Jennifer Pike has recorded the Rozsa Violin Concerto for Chandos as well as some shorter pieces to go with the Cello Concerto. The Schulz Violin Concerto was commissioned by the Hunter Orchestra in Newcastle, Australia but they went into liquidation leaving the score and parts produced and the commission fee paid. It lay unperformed until this recording when, working with Ms Pike, it was revised. The result is in two movements. Like Endling the first movement proceeds at an evolutionary petal-unfolding gait with the violin singing likewise. The music effervesces slowly and the Silvestrov-like carillon bubbling is unhurried. The melody is elegiac and follows the topography of pastoral 1940s Copland. The violin sings that sky-aspiring melody uninhibitedly amid a melos increasingly similar to Arvo Pärt's Cantus. The violin gently continues to soar. The second movement is animated with iterations of bell fanfares from the brass and Hovhaness-like groans before the violin enters with a fast pulse and slippery virtuosity locked into the harmonies of the first movement. This music sounds as if it has evolved from The Lark Ascending until it escapes into display. This is diverting but one cannot help feeling that Schulz's magnetic pull is towards the pensive. So it proves with a final page that glows steadily and in which the solo and orchestral strings whisper into silence.

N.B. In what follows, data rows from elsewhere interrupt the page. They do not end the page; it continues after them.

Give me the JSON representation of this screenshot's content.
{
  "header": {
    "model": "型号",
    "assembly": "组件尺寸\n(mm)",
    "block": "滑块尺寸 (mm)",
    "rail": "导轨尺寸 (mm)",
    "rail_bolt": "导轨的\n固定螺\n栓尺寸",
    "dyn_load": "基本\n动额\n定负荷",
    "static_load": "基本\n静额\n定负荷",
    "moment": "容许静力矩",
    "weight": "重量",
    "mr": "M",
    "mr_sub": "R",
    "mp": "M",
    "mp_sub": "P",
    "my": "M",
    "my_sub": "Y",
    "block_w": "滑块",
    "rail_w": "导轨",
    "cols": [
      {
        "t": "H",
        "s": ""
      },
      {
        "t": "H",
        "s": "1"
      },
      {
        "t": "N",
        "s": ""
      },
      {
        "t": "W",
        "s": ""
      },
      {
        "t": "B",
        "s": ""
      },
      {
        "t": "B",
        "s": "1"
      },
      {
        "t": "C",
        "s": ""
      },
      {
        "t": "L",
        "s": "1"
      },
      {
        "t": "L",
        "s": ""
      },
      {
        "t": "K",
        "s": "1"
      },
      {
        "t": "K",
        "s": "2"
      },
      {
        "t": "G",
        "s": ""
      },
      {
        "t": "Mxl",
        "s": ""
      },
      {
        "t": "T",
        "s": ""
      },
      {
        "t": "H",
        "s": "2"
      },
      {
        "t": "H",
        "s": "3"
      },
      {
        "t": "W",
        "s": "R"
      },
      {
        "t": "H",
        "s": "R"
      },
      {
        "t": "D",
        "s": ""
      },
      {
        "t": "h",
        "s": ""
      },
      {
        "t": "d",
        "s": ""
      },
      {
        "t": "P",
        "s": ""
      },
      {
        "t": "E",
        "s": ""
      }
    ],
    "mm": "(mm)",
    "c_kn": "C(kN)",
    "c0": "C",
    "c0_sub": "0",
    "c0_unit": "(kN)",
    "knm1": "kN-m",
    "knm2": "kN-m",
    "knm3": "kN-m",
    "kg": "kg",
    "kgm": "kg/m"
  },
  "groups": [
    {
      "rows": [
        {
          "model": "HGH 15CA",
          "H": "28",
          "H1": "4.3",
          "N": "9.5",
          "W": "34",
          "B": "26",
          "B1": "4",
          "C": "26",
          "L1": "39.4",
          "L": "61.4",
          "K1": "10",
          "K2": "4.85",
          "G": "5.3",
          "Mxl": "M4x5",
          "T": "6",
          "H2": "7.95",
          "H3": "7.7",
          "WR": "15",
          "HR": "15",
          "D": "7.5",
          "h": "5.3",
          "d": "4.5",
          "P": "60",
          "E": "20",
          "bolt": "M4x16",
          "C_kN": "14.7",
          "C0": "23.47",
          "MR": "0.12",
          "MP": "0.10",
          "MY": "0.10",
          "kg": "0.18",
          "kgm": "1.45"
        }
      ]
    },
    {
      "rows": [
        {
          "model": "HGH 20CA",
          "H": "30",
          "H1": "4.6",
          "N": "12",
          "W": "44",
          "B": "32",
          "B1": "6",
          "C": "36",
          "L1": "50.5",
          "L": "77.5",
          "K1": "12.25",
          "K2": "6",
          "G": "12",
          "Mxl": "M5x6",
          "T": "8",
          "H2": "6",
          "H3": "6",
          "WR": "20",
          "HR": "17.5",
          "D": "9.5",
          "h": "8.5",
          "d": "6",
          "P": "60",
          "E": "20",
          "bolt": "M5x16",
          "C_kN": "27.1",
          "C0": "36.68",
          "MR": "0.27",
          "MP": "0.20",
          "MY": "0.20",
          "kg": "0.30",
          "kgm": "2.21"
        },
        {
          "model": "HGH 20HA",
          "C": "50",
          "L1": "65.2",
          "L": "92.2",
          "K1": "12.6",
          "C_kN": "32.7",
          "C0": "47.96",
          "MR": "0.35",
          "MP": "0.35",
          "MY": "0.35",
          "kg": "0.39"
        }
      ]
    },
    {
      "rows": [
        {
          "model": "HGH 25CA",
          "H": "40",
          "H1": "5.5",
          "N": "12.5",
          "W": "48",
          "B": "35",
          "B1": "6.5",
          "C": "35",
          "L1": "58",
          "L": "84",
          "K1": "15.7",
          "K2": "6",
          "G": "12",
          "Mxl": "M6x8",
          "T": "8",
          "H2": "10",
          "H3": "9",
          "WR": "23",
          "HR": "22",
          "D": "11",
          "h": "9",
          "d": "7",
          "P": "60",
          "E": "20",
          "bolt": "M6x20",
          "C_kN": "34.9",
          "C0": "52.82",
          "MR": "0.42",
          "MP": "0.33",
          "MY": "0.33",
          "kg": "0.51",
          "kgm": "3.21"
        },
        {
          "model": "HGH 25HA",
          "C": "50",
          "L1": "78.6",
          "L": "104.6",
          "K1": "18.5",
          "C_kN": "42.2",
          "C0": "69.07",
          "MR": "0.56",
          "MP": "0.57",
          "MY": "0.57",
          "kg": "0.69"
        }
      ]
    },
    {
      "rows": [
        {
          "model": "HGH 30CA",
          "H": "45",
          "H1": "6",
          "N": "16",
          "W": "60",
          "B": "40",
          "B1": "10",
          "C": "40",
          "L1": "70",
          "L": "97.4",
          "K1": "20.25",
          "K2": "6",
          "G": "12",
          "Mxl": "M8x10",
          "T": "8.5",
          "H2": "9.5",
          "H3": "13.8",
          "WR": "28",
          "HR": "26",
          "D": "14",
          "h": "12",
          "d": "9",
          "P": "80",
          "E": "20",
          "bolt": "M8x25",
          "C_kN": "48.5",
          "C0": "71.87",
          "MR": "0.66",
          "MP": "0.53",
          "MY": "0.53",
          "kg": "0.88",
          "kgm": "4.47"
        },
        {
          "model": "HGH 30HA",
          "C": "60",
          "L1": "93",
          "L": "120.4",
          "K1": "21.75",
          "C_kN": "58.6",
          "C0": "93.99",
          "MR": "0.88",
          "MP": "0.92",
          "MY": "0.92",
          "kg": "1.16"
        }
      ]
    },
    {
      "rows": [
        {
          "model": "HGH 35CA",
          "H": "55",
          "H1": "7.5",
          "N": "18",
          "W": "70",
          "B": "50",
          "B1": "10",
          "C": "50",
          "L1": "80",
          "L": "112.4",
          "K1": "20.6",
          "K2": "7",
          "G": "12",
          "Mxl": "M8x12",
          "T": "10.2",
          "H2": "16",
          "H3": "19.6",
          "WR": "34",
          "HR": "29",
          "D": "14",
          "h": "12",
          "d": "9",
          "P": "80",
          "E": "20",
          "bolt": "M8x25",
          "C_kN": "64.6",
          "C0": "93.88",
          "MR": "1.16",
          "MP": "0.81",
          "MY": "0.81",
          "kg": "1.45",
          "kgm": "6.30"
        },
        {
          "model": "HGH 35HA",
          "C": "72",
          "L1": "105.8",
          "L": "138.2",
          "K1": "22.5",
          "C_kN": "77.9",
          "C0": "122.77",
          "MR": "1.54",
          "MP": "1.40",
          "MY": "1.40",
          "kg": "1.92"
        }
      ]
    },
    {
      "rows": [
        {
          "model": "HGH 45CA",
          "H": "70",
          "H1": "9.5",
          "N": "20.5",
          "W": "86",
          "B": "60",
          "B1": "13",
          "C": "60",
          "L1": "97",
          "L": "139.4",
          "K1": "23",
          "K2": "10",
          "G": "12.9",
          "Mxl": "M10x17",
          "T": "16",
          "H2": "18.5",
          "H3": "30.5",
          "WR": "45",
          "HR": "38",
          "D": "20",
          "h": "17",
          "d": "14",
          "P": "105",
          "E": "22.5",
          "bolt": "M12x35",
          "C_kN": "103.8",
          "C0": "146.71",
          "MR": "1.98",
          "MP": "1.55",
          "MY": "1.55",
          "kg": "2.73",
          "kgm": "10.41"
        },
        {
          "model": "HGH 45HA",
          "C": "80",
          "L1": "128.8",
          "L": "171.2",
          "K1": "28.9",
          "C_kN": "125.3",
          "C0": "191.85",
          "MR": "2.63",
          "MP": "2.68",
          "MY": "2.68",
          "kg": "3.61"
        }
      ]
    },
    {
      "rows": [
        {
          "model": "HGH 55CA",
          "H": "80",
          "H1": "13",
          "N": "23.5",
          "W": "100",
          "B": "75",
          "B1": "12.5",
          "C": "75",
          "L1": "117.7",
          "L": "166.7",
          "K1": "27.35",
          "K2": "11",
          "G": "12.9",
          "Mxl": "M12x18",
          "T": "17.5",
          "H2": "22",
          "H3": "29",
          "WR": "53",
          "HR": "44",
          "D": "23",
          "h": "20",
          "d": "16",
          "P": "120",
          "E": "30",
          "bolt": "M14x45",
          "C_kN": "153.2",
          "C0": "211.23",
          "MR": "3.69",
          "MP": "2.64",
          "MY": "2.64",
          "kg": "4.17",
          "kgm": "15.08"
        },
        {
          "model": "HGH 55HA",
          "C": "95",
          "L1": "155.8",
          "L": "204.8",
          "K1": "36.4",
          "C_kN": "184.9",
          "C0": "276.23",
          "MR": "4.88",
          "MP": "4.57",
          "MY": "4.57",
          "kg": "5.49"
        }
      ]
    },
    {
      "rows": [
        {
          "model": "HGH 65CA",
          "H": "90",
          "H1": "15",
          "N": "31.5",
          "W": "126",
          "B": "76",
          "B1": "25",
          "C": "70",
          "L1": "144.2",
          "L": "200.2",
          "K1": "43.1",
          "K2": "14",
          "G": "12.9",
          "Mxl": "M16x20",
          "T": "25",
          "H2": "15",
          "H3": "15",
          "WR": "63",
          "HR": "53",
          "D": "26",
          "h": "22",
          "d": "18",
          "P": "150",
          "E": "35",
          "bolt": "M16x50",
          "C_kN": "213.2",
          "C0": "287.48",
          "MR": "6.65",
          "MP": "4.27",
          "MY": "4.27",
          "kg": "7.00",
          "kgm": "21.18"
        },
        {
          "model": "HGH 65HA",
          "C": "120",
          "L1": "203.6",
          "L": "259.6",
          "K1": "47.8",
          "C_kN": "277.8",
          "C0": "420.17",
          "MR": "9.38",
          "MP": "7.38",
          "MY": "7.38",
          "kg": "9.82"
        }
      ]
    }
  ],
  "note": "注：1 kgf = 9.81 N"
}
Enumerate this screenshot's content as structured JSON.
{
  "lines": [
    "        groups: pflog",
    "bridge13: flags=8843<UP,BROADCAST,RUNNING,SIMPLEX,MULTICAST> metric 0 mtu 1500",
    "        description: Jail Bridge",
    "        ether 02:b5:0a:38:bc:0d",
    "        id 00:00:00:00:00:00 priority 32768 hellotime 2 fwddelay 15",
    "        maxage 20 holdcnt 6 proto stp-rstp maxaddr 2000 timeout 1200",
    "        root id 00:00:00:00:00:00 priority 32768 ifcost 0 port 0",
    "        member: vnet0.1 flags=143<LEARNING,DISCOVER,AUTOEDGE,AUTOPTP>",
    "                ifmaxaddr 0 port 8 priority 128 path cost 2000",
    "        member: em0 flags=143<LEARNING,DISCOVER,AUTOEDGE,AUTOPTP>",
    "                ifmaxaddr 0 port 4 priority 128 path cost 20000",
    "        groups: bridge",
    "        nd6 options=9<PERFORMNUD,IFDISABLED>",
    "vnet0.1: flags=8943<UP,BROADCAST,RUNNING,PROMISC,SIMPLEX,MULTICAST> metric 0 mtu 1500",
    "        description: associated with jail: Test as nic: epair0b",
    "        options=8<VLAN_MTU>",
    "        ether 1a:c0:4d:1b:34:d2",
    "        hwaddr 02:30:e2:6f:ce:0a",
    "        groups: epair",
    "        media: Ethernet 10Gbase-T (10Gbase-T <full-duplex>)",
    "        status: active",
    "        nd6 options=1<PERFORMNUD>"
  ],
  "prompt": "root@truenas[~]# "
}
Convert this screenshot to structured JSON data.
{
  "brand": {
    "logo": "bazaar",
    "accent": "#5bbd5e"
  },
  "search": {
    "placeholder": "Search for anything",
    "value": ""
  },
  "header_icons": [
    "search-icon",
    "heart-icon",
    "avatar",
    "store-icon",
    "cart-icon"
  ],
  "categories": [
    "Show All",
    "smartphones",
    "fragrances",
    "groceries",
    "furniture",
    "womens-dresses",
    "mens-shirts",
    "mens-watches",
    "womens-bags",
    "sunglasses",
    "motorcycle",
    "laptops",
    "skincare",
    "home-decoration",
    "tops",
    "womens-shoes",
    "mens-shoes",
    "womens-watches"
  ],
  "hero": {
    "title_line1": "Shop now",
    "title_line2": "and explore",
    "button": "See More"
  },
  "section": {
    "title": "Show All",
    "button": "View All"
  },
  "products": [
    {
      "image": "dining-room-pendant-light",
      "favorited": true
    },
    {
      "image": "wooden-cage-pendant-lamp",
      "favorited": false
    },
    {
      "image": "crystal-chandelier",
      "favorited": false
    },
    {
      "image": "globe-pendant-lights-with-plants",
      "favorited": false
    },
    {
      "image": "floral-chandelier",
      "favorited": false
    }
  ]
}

Like the Violin Concerto Once Upon a Time ... was written in Banff, Canada during one of four residencies he has spent there. Northern climes suit Schulz's temperament. This work is heard in its double woodwind version - the original is for triple woodwind. The music is full of colourful imagination evoking unspecified characters and episodes from folk tales and the imagination of childhood. The scenes are as rich as the colourful orchestration. Gawky grotesques, lissom princesses, black horrors and verdant secret valleys float into view. These are peopled through orchestral effects which are rather different from the character of the writing in the first two works on this disc. The music is tonal, open textured, miraculously well orchestrated and rife with solos and chamber dialogue. Effects are shimmeringly vivid and full of awe (12:10). This can be thought of as a modern equivalent of Liadov or Stravinsky but without the Slav element. Impressions of other composers are transient - Sibelius, Glass, Copland - but certainly there. I mention them only to help you find your bearings a little.
The notes in English only are definitive and are by the composer of this often intimately confiding music. .
Rob Barnett
Schulz's magnetic pull is towards the pensive, steadily glowing and leaning towards the whisper.